**REQUIREMENT**
What lines below mention the word "OpenGL"? Copy each one.

**DATA FOR THIS TASK**
● ● ● ●

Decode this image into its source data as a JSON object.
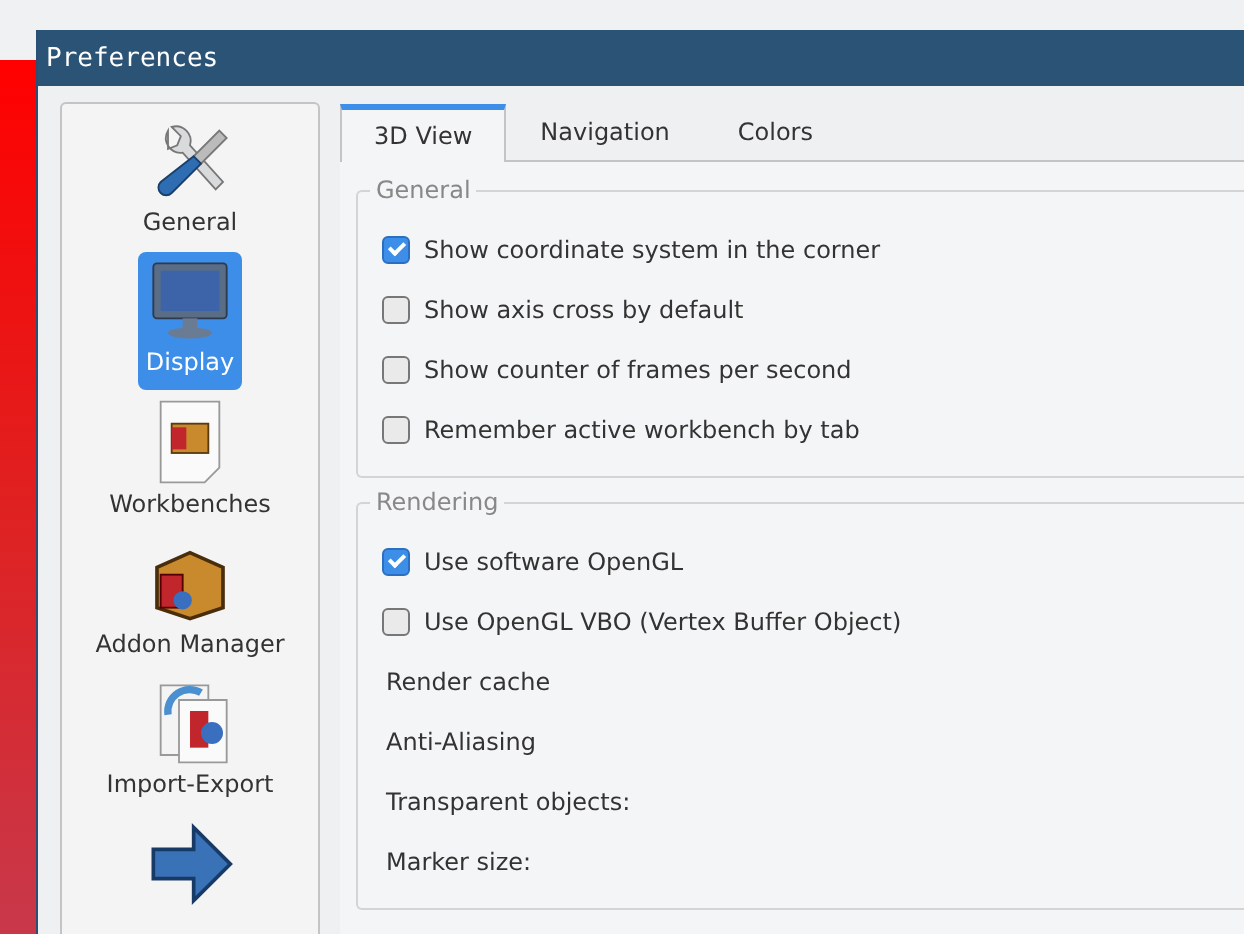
{
  "window": {
    "title": "Preferences"
  },
  "sidebar": {
    "items": [
      {
        "label": "General",
        "selected": false
      },
      {
        "label": "Display",
        "selected": true
      },
      {
        "label": "Workbenches",
        "selected": false
      },
      {
        "label": "Addon Manager",
        "selected": false
      },
      {
        "label": "Import-Export",
        "selected": false
      },
      {
        "selected": false
      }
    ]
  },
  "tabs": [
    {
      "label": "3D View",
      "selected": true
    },
    {
      "label": "Navigation",
      "selected": false
    },
    {
      "label": "Colors",
      "selected": false
    }
  ],
  "groups": [
    {
      "title": "General",
      "rows": [
        {
          "kind": "checkbox",
          "label": "Show coordinate system in the corner",
          "checked": true
        },
        {
          "kind": "checkbox",
          "label": "Show axis cross by default",
          "checked": false
        },
        {
          "kind": "checkbox",
          "label": "Show counter of frames per second",
          "checked": false
        },
        {
          "kind": "checkbox",
          "label": "Remember active workbench by tab",
          "checked": false
        }
      ]
    },
    {
      "title": "Rendering",
      "rows": [
        {
          "kind": "checkbox",
          "label": "Use software OpenGL",
          "checked": true
        },
        {
          "kind": "checkbox",
          "label": "Use OpenGL VBO (Vertex Buffer Object)",
          "checked": false
        },
        {
          "kind": "label",
          "label": "Render cache"
        },
        {
          "kind": "label",
          "label": "Anti-Aliasing"
        },
        {
          "kind": "label",
          "label": "Transparent objects:"
        },
        {
          "kind": "label",
          "label": "Marker size:"
        }
      ]
    }
  ]
}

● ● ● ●

**WRITTEN REPLY**
          "label": "Use software OpenGL",
          "label": "Use OpenGL VBO (Vertex Buffer Object)",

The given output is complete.